### Saved entries:
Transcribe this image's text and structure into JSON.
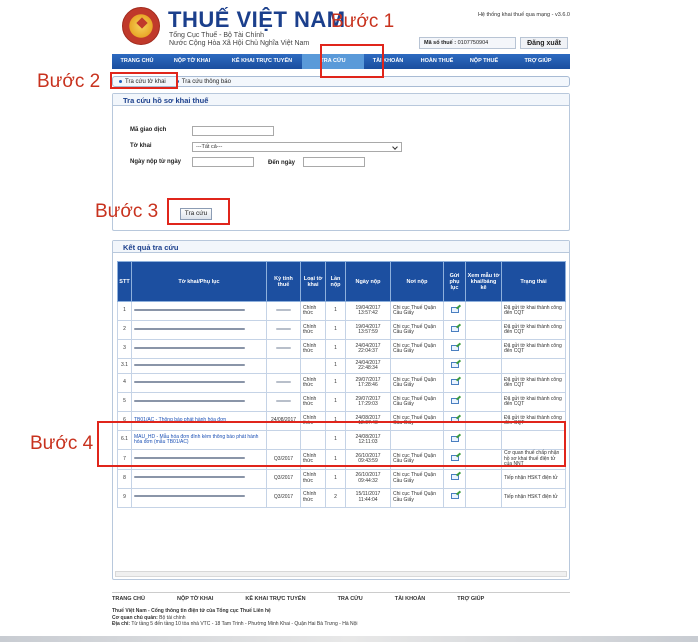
{
  "header": {
    "brand": "THUẾ VIỆT NAM",
    "sub1": "Tổng Cục Thuế - Bộ Tài Chính",
    "sub2": "Nước Cộng Hòa Xã Hội Chủ Nghĩa Việt Nam",
    "system": "Hệ thống khai thuế qua mạng - v3.6.0",
    "mst_label": "Mã số thuế :",
    "mst_value": "0107750904",
    "logout": "Đăng xuất"
  },
  "annotations": {
    "b1": "Bước 1",
    "b2": "Bước 2",
    "b3": "Bước 3",
    "b4": "Bước 4"
  },
  "nav": [
    {
      "label": "TRANG CHỦ",
      "active": false
    },
    {
      "label": "NỘP TỜ KHAI",
      "active": false
    },
    {
      "label": "KÊ KHAI TRỰC TUYẾN",
      "active": false
    },
    {
      "label": "TRA CỨU",
      "active": true
    },
    {
      "label": "TÀI KHOẢN",
      "active": false
    },
    {
      "label": "HOÀN THUẾ",
      "active": false
    },
    {
      "label": "NỘP THUẾ",
      "active": false
    },
    {
      "label": "TRỢ GIÚP",
      "active": false
    }
  ],
  "subtabs": {
    "a": "Tra cứu tờ khai",
    "b": "Tra cứu thông báo"
  },
  "search": {
    "title": "Tra cứu hồ sơ khai thuế",
    "ma_gd": "Mã giao dịch",
    "to_khai": "Tờ khai",
    "to_khai_value": "---Tất cả---",
    "tu_ngay": "Ngày nộp từ ngày",
    "den_ngay": "Đến ngày",
    "button": "Tra cứu"
  },
  "results": {
    "title": "Kết quả tra cứu",
    "headers": [
      "STT",
      "Tờ khai/Phụ lục",
      "Kỳ tính thuế",
      "Loại tờ khai",
      "Lần nộp",
      "Ngày nộp",
      "Nơi nộp",
      "Gửi phụ lục",
      "Xem mẫu tờ khai/bảng kê",
      "Trạng thái"
    ],
    "rows": [
      {
        "stt": "1",
        "name": "",
        "ky": "",
        "loai": "Chính thức",
        "lan": "1",
        "ngay": "19/04/2017 13:57:42",
        "noi": "Chi cục Thuế Quận Cầu Giấy",
        "gui": true,
        "tt": "Đã gửi tờ khai thành công đến CQT"
      },
      {
        "stt": "2",
        "name": "",
        "ky": "",
        "loai": "Chính thức",
        "lan": "1",
        "ngay": "19/04/2017 13:57:59",
        "noi": "Chi cục Thuế Quận Cầu Giấy",
        "gui": true,
        "tt": "Đã gửi tờ khai thành công đến CQT"
      },
      {
        "stt": "3",
        "name": "",
        "ky": "",
        "loai": "Chính thức",
        "lan": "1",
        "ngay": "24/04/2017 22:04:37",
        "noi": "Chi cục Thuế Quận Cầu Giấy",
        "gui": true,
        "tt": "Đã gửi tờ khai thành công đến CQT"
      },
      {
        "stt": "3.1",
        "name": "",
        "ky": "",
        "loai": "",
        "lan": "1",
        "ngay": "24/04/2017 22:48:34",
        "noi": "",
        "gui": true,
        "tt": ""
      },
      {
        "stt": "4",
        "name": "",
        "ky": "",
        "loai": "Chính thức",
        "lan": "1",
        "ngay": "29/07/2017 17:28:46",
        "noi": "Chi cục Thuế Quận Cầu Giấy",
        "gui": true,
        "tt": "Đã gửi tờ khai thành công đến CQT"
      },
      {
        "stt": "5",
        "name": "",
        "ky": "",
        "loai": "Chính thức",
        "lan": "1",
        "ngay": "29/07/2017 17:29:03",
        "noi": "Chi cục Thuế Quận Cầu Giấy",
        "gui": true,
        "tt": "Đã gửi tờ khai thành công đến CQT"
      },
      {
        "stt": "6",
        "name": "TB01/AC - Thông báo phát hành hóa đơn",
        "ky": "24/08/2017",
        "loai": "Chính thức",
        "lan": "1",
        "ngay": "24/08/2017 12:07:48",
        "noi": "Chi cục Thuế Quận Cầu Giấy",
        "gui": true,
        "tt": "Đã gửi tờ khai thành công đến CQT"
      },
      {
        "stt": "6.1",
        "name": "MAU_HD - Mẫu hóa đơn đính kèm thông báo phát hành hóa đơn (mẫu TB01/AC)",
        "ky": "",
        "loai": "",
        "lan": "1",
        "ngay": "24/08/2017 12:11:03",
        "noi": "",
        "gui": true,
        "tt": ""
      },
      {
        "stt": "7",
        "name": "",
        "ky": "Q3/2017",
        "loai": "Chính thức",
        "lan": "1",
        "ngay": "26/10/2017 09:43:59",
        "noi": "Chi cục Thuế Quận Cầu Giấy",
        "gui": true,
        "tt": "Cơ quan thuế chấp nhận hồ sơ khai thuế điện tử của NNT"
      },
      {
        "stt": "8",
        "name": "",
        "ky": "Q3/2017",
        "loai": "Chính thức",
        "lan": "1",
        "ngay": "26/10/2017 09:44:32",
        "noi": "Chi cục Thuế Quận Cầu Giấy",
        "gui": true,
        "tt": "Tiếp nhận HSKT điện tử"
      },
      {
        "stt": "9",
        "name": "",
        "ky": "Q3/2017",
        "loai": "Chính thức",
        "lan": "2",
        "ngay": "15/11/2017 11:44:04",
        "noi": "Chi cục Thuế Quận Cầu Giấy",
        "gui": true,
        "tt": "Tiếp nhận HSKT điện tử"
      }
    ]
  },
  "footer": {
    "nav": [
      "TRANG CHỦ",
      "NỘP TỜ KHAI",
      "KÊ KHAI TRỰC TUYẾN",
      "TRA CỨU",
      "TÀI KHOẢN",
      "TRỢ GIÚP"
    ],
    "line1": "Thuế Việt Nam - Cổng thông tin điện tử của Tổng cục Thuế Liên hệ",
    "line2_label": "Cơ quan chủ quản:",
    "line2": "Bộ tài chính",
    "line3_label": "Địa chỉ:",
    "line3": "Từ tầng 5 đến tầng 10 tòa nhà VTC - 18 Tam Trinh - Phường Minh Khai - Quận Hai Bà Trưng - Hà Nội"
  }
}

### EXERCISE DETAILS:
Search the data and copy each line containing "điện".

### RESULT FOR THIS TASK:
        "tt": "Cơ quan thuế chấp nhận hồ sơ khai thuế điện tử của NNT"
        "tt": "Tiếp nhận HSKT điện tử"
        "tt": "Tiếp nhận HSKT điện tử"
    "line1": "Thuế Việt Nam - Cổng thông tin điện tử của Tổng cục Thuế Liên hệ",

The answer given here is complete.